What's needed is an exact copy of all the data below, without pictures.

* The data *
▼▼▼

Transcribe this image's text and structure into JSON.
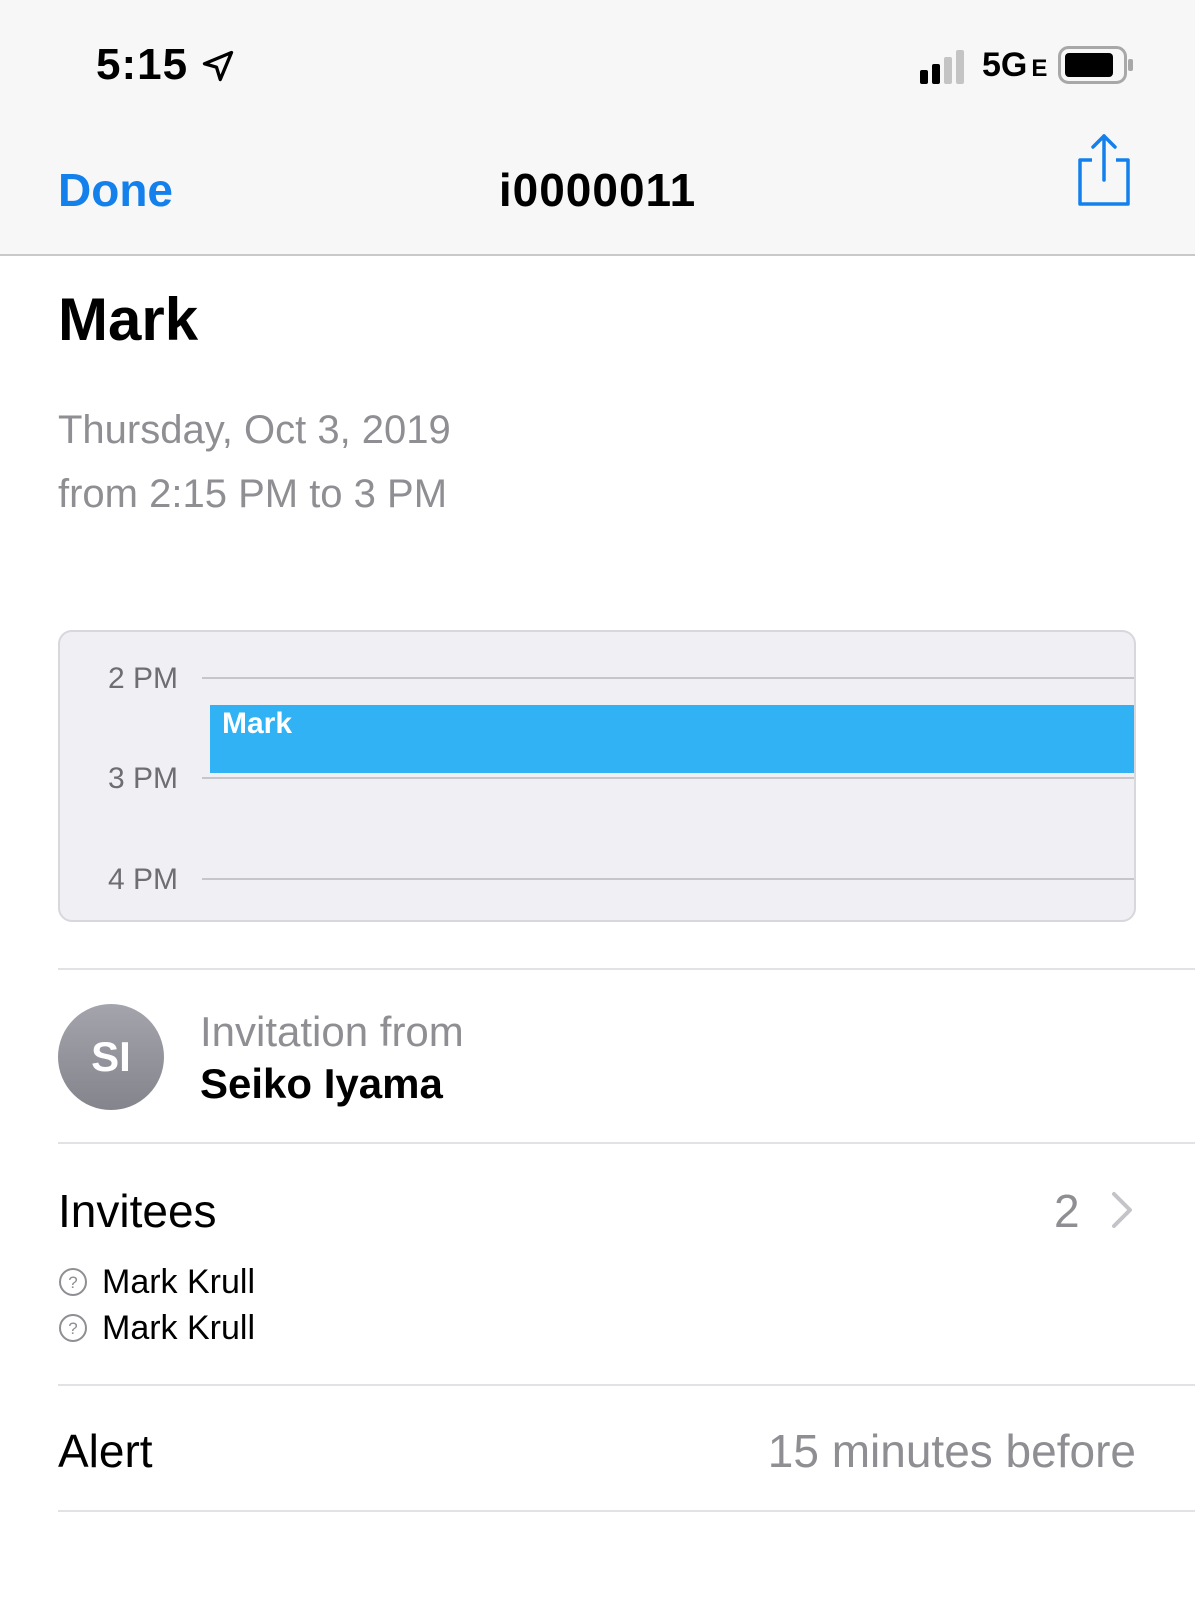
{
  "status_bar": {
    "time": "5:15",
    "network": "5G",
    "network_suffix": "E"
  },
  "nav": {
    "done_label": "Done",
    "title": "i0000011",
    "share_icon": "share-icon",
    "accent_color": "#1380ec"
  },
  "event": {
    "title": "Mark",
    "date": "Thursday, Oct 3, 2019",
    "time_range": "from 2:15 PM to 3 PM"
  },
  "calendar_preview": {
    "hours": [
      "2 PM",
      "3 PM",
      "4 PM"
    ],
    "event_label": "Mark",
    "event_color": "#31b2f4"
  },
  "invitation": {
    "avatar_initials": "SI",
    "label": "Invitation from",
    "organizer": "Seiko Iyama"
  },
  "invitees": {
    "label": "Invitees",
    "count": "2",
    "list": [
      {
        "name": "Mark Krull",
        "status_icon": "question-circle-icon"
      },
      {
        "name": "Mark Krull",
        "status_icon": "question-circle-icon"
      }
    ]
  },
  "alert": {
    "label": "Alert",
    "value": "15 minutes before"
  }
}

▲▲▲

* Expected answer *
Transcribe this image's text and structure into JSON.
{
  "status_bar": {
    "time": "5:15",
    "network": "5G",
    "network_suffix": "E"
  },
  "nav": {
    "done_label": "Done",
    "title": "i0000011",
    "share_icon": "share-icon",
    "accent_color": "#1380ec"
  },
  "event": {
    "title": "Mark",
    "date": "Thursday, Oct 3, 2019",
    "time_range": "from 2:15 PM to 3 PM"
  },
  "calendar_preview": {
    "hours": [
      "2 PM",
      "3 PM",
      "4 PM"
    ],
    "event_label": "Mark",
    "event_color": "#31b2f4"
  },
  "invitation": {
    "avatar_initials": "SI",
    "label": "Invitation from",
    "organizer": "Seiko Iyama"
  },
  "invitees": {
    "label": "Invitees",
    "count": "2",
    "list": [
      {
        "name": "Mark Krull",
        "status_icon": "question-circle-icon"
      },
      {
        "name": "Mark Krull",
        "status_icon": "question-circle-icon"
      }
    ]
  },
  "alert": {
    "label": "Alert",
    "value": "15 minutes before"
  }
}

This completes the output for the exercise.